Task brief. Exactly as given, restate each record that follows.

** Dataset excerpts follows **

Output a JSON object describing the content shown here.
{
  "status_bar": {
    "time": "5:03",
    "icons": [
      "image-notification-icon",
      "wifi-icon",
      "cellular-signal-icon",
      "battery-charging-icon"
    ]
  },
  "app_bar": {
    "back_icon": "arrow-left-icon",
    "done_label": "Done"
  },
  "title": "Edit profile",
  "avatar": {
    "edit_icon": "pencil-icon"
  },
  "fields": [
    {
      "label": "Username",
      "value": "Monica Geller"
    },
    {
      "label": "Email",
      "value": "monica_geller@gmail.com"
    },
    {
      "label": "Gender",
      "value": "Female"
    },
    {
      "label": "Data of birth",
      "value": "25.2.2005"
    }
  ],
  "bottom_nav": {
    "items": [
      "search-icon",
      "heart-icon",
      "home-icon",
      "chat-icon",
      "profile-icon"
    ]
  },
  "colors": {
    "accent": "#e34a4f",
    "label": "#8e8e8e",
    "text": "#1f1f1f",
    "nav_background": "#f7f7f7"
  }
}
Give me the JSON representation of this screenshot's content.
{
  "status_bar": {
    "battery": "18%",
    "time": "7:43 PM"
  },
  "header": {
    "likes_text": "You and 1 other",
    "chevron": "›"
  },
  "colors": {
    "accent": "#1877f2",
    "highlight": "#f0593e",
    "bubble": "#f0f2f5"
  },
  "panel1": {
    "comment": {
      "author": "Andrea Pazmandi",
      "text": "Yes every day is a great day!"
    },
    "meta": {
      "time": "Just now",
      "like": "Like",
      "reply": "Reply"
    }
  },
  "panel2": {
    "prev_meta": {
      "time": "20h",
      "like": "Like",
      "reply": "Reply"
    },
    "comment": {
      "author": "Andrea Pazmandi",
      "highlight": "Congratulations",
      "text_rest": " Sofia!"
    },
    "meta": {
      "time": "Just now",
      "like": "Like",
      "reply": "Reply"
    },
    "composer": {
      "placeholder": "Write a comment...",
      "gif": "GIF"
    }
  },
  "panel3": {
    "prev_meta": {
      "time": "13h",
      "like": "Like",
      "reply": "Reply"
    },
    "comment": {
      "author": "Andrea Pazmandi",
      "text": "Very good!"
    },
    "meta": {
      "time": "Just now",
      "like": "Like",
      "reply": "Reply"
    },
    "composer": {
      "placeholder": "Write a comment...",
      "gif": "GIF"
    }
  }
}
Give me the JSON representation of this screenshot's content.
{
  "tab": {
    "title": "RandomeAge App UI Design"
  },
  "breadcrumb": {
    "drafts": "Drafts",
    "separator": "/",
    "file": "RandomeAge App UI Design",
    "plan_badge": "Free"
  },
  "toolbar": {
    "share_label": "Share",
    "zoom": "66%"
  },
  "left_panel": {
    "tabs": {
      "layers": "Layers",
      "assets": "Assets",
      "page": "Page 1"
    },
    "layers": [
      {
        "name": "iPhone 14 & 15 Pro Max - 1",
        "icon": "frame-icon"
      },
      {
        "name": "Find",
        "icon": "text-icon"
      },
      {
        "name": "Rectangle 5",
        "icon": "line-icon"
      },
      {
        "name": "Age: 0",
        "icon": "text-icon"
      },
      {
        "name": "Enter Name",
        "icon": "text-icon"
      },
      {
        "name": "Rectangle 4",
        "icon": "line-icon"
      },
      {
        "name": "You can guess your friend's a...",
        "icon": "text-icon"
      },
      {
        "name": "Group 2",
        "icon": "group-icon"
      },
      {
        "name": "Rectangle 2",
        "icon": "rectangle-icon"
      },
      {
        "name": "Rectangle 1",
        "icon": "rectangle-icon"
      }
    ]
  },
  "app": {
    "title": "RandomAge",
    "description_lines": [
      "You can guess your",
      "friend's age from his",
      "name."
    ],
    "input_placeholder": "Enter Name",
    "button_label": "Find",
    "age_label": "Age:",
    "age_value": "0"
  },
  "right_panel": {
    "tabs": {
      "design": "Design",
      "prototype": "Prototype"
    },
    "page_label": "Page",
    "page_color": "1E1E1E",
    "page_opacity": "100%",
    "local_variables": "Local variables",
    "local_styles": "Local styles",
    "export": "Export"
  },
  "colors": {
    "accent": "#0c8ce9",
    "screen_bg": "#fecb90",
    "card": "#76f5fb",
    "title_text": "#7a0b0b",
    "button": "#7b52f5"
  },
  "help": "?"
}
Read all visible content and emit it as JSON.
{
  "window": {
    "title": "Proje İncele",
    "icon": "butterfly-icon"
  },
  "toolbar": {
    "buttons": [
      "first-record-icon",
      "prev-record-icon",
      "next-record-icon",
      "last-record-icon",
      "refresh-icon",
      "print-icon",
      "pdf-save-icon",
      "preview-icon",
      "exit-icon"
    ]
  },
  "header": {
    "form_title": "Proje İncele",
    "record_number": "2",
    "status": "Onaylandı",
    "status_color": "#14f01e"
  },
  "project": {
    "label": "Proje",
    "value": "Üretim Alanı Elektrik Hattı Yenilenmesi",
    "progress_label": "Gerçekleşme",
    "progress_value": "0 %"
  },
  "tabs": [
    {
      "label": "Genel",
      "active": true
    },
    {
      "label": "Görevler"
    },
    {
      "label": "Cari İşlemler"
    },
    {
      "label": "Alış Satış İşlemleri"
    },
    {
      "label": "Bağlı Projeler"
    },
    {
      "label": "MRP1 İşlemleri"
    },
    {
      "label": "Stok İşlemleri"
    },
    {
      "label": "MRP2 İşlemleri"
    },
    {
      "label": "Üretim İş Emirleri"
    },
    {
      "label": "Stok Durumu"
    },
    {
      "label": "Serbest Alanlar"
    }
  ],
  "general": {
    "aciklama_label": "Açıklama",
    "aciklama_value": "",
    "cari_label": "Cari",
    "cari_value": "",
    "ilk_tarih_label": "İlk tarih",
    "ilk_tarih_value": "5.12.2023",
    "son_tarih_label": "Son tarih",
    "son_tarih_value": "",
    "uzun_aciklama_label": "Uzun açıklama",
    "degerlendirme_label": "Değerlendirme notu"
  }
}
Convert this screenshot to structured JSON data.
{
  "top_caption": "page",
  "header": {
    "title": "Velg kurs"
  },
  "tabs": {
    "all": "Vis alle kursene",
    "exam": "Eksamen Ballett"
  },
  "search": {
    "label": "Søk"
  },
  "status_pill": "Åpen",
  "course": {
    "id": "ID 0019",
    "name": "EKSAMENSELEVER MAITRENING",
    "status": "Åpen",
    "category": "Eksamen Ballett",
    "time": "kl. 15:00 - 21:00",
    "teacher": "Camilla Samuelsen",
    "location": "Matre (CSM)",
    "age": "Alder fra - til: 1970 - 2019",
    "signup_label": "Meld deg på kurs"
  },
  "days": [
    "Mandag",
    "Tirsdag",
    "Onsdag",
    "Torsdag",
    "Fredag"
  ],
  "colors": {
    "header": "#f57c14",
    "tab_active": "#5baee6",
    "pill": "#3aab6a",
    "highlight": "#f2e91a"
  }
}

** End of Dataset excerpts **

Exercise solution.
Output a JSON object describing the content shown here.
{
  "status_bar": {
    "time": "5:03",
    "icons": [
      "image-notification-icon",
      "wifi-icon",
      "cellular-signal-icon",
      "battery-charging-icon"
    ]
  },
  "app_bar": {
    "back_icon": "arrow-left-icon",
    "done_label": "Done"
  },
  "title": "Edit profile",
  "avatar": {
    "edit_icon": "pencil-icon"
  },
  "fields": [
    {
      "label": "Username",
      "value": "Monica Geller"
    },
    {
      "label": "Email",
      "value": "monica_geller@gmail.com"
    },
    {
      "label": "Gender",
      "value": "Female"
    },
    {
      "label": "Data of birth",
      "value": "25.2.2005"
    }
  ],
  "bottom_nav": {
    "items": [
      "search-icon",
      "heart-icon",
      "home-icon",
      "chat-icon",
      "profile-icon"
    ]
  },
  "colors": {
    "accent": "#e34a4f",
    "label": "#8e8e8e",
    "text": "#1f1f1f",
    "nav_background": "#f7f7f7"
  }
}
Give me the JSON representation of this screenshot's content.
{
  "status_bar": {
    "battery": "18%",
    "time": "7:43 PM"
  },
  "header": {
    "likes_text": "You and 1 other",
    "chevron": "›"
  },
  "colors": {
    "accent": "#1877f2",
    "highlight": "#f0593e",
    "bubble": "#f0f2f5"
  },
  "panel1": {
    "comment": {
      "author": "Andrea Pazmandi",
      "text": "Yes every day is a great day!"
    },
    "meta": {
      "time": "Just now",
      "like": "Like",
      "reply": "Reply"
    }
  },
  "panel2": {
    "prev_meta": {
      "time": "20h",
      "like": "Like",
      "reply": "Reply"
    },
    "comment": {
      "author": "Andrea Pazmandi",
      "highlight": "Congratulations",
      "text_rest": " Sofia!"
    },
    "meta": {
      "time": "Just now",
      "like": "Like",
      "reply": "Reply"
    },
    "composer": {
      "placeholder": "Write a comment...",
      "gif": "GIF"
    }
  },
  "panel3": {
    "prev_meta": {
      "time": "13h",
      "like": "Like",
      "reply": "Reply"
    },
    "comment": {
      "author": "Andrea Pazmandi",
      "text": "Very good!"
    },
    "meta": {
      "time": "Just now",
      "like": "Like",
      "reply": "Reply"
    },
    "composer": {
      "placeholder": "Write a comment...",
      "gif": "GIF"
    }
  }
}
Give me the JSON representation of this screenshot's content.
{
  "tab": {
    "title": "RandomeAge App UI Design"
  },
  "breadcrumb": {
    "drafts": "Drafts",
    "separator": "/",
    "file": "RandomeAge App UI Design",
    "plan_badge": "Free"
  },
  "toolbar": {
    "share_label": "Share",
    "zoom": "66%"
  },
  "left_panel": {
    "tabs": {
      "layers": "Layers",
      "assets": "Assets",
      "page": "Page 1"
    },
    "layers": [
      {
        "name": "iPhone 14 & 15 Pro Max - 1",
        "icon": "frame-icon"
      },
      {
        "name": "Find",
        "icon": "text-icon"
      },
      {
        "name": "Rectangle 5",
        "icon": "line-icon"
      },
      {
        "name": "Age: 0",
        "icon": "text-icon"
      },
      {
        "name": "Enter Name",
        "icon": "text-icon"
      },
      {
        "name": "Rectangle 4",
        "icon": "line-icon"
      },
      {
        "name": "You can guess your friend's a...",
        "icon": "text-icon"
      },
      {
        "name": "Group 2",
        "icon": "group-icon"
      },
      {
        "name": "Rectangle 2",
        "icon": "rectangle-icon"
      },
      {
        "name": "Rectangle 1",
        "icon": "rectangle-icon"
      }
    ]
  },
  "app": {
    "title": "RandomAge",
    "description_lines": [
      "You can guess your",
      "friend's age from his",
      "name."
    ],
    "input_placeholder": "Enter Name",
    "button_label": "Find",
    "age_label": "Age:",
    "age_value": "0"
  },
  "right_panel": {
    "tabs": {
      "design": "Design",
      "prototype": "Prototype"
    },
    "page_label": "Page",
    "page_color": "1E1E1E",
    "page_opacity": "100%",
    "local_variables": "Local variables",
    "local_styles": "Local styles",
    "export": "Export"
  },
  "colors": {
    "accent": "#0c8ce9",
    "screen_bg": "#fecb90",
    "card": "#76f5fb",
    "title_text": "#7a0b0b",
    "button": "#7b52f5"
  },
  "help": "?"
}
Read all visible content and emit it as JSON.
{
  "window": {
    "title": "Proje İncele",
    "icon": "butterfly-icon"
  },
  "toolbar": {
    "buttons": [
      "first-record-icon",
      "prev-record-icon",
      "next-record-icon",
      "last-record-icon",
      "refresh-icon",
      "print-icon",
      "pdf-save-icon",
      "preview-icon",
      "exit-icon"
    ]
  },
  "header": {
    "form_title": "Proje İncele",
    "record_number": "2",
    "status": "Onaylandı",
    "status_color": "#14f01e"
  },
  "project": {
    "label": "Proje",
    "value": "Üretim Alanı Elektrik Hattı Yenilenmesi",
    "progress_label": "Gerçekleşme",
    "progress_value": "0 %"
  },
  "tabs": [
    {
      "label": "Genel",
      "active": true
    },
    {
      "label": "Görevler"
    },
    {
      "label": "Cari İşlemler"
    },
    {
      "label": "Alış Satış İşlemleri"
    },
    {
      "label": "Bağlı Projeler"
    },
    {
      "label": "MRP1 İşlemleri"
    },
    {
      "label": "Stok İşlemleri"
    },
    {
      "label": "MRP2 İşlemleri"
    },
    {
      "label": "Üretim İş Emirleri"
    },
    {
      "label": "Stok Durumu"
    },
    {
      "label": "Serbest Alanlar"
    }
  ],
  "general": {
    "aciklama_label": "Açıklama",
    "aciklama_value": "",
    "cari_label": "Cari",
    "cari_value": "",
    "ilk_tarih_label": "İlk tarih",
    "ilk_tarih_value": "5.12.2023",
    "son_tarih_label": "Son tarih",
    "son_tarih_value": "",
    "uzun_aciklama_label": "Uzun açıklama",
    "degerlendirme_label": "Değerlendirme notu"
  }
}
Convert this screenshot to structured JSON data.
{
  "top_caption": "page",
  "header": {
    "title": "Velg kurs"
  },
  "tabs": {
    "all": "Vis alle kursene",
    "exam": "Eksamen Ballett"
  },
  "search": {
    "label": "Søk"
  },
  "status_pill": "Åpen",
  "course": {
    "id": "ID 0019",
    "name": "EKSAMENSELEVER MAITRENING",
    "status": "Åpen",
    "category": "Eksamen Ballett",
    "time": "kl. 15:00 - 21:00",
    "teacher": "Camilla Samuelsen",
    "location": "Matre (CSM)",
    "age": "Alder fra - til: 1970 - 2019",
    "signup_label": "Meld deg på kurs"
  },
  "days": [
    "Mandag",
    "Tirsdag",
    "Onsdag",
    "Torsdag",
    "Fredag"
  ],
  "colors": {
    "header": "#f57c14",
    "tab_active": "#5baee6",
    "pill": "#3aab6a",
    "highlight": "#f2e91a"
  }
}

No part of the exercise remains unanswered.